YOUR OBJECTIVE. Looking at the data below, how many lines include the word "bdown"? Respond with the number only.

SUPPLIED DATA.
━━━━━━━━━━

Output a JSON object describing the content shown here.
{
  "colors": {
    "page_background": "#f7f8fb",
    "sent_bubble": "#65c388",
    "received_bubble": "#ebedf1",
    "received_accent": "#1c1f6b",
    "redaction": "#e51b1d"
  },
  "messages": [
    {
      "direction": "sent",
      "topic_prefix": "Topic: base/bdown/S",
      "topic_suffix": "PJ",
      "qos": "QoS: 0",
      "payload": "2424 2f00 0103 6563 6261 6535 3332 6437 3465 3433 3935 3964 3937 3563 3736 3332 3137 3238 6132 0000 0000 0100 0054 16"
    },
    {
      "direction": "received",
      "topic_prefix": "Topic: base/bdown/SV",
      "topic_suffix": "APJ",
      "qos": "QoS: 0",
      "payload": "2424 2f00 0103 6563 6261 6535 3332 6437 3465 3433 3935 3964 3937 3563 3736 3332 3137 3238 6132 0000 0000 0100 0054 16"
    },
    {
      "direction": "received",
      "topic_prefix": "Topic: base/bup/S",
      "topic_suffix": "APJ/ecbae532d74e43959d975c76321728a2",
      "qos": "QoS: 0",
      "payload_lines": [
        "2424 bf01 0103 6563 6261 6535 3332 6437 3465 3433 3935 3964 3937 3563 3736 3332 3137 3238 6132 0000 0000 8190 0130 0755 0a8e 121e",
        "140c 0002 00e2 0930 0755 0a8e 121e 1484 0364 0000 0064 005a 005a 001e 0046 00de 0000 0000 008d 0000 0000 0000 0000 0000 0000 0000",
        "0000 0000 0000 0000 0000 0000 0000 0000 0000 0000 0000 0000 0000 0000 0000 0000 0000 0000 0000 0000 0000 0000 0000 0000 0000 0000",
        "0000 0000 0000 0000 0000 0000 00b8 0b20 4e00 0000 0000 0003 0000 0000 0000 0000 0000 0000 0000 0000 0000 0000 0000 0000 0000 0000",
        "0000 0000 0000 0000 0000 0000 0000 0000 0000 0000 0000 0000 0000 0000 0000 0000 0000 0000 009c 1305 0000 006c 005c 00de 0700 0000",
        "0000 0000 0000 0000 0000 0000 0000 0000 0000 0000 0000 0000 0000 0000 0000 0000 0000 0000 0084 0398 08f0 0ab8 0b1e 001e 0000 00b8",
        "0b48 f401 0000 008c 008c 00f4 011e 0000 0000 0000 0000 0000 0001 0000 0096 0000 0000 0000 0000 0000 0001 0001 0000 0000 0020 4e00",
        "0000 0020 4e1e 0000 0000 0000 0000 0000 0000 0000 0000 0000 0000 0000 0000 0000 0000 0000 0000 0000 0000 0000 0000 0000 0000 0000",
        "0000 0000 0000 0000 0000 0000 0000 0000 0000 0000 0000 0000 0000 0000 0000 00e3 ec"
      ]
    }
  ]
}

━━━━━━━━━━

YOUR RESPONSE. 2